It is worth remembering that influence as a term shares astral roots with influenza, a passive, seemingly inevitable, and perhaps even malevolent force descending from the heavens. Influence is historically passive and one-way. The curators rightly suggested a more networked conception of influence. But how were visitors to locate the invisible lines connecting these figures into something greater? The short biographies for the architects typically included information about when they worked in either Ito's or SANAA's office, but this was not consistently rendered. Visitors learned, for example, that Sejima “spent several formative years” in Ito's office during the “early 1980s,” but no specific dates were given. The text stated that Ito was an early supporter of Fujimoto, but no more details were provided. For the most part, there was no curatorial attempt to connect biographical dots; the exhibition asked the viewers to do the mapping on their own.
If biography was the most immediate frame of reference for influence, the curators also emphasized shared qualities within the work as a means to create connections. The most important of these qualities was a commitment to “social change,” which was mentioned repeatedly as a common aim among the featured architects. The focus on social change was made explicit in a section of the exhibition on Home for All, a project in which Ito, Sejima, Fujimoto, Hirata, and other architects responded to the 2011 Great East Japan Earthquake with a model for a simple rural structure, for which they won the Golden Lion at the 2012 Venice Biennale. Occupying a separate hallway, this section felt like an outlier and was never convincingly integrated with the overall exhibition.

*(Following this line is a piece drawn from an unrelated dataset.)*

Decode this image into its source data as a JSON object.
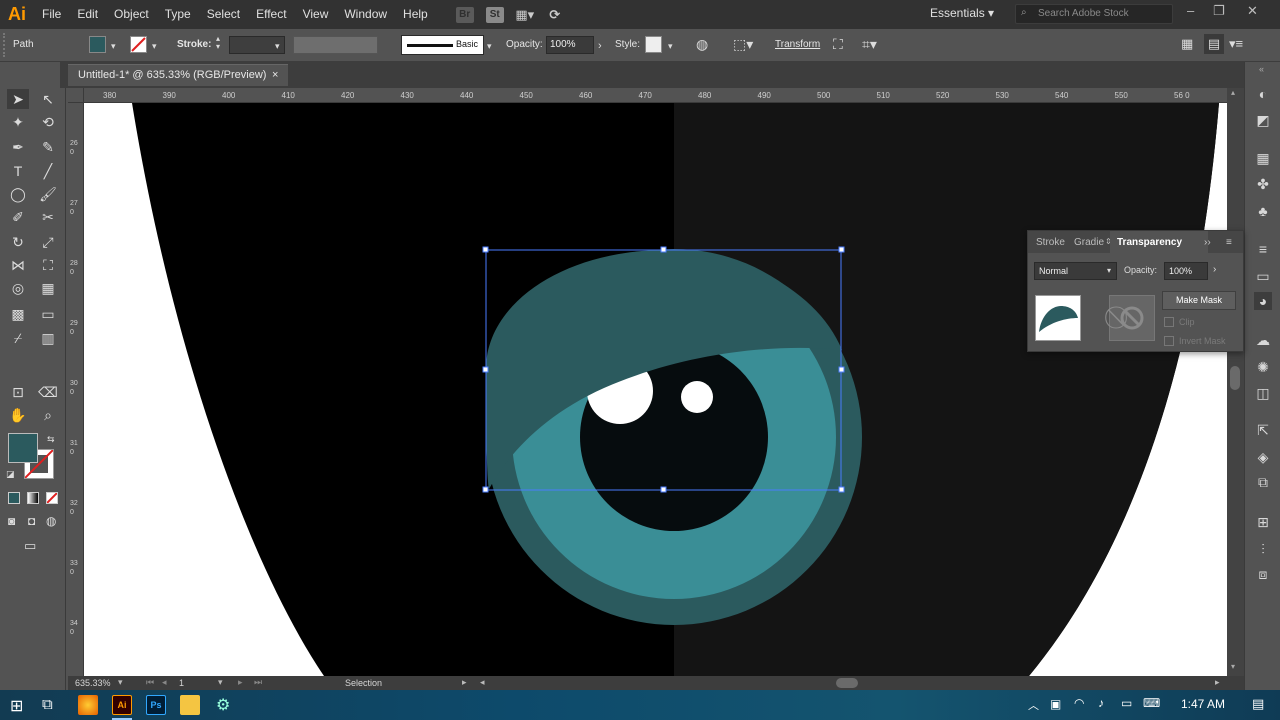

A Japanese Constellation offered a powerful exhibition framework and a critique of the relentless focus on the individual within contemporary “starchitecture.” But to what degree can we critique this star system simply by highlighting multiple stars? The choice to organize the exhibition by individual architects naturally kept each figure separate and distinct, even as connections were at times suggested (as in the Home for All portion). Had the work been arranged according to building type, shared conceptual ideas, or even a mix of chronology and biography, the exhibition might have more effectively demonstrated the complex workings of influence. Nevertheless, the show succeeded in asking viewers to search for shared attributes and languages across this brilliant constellation of Japanese architects.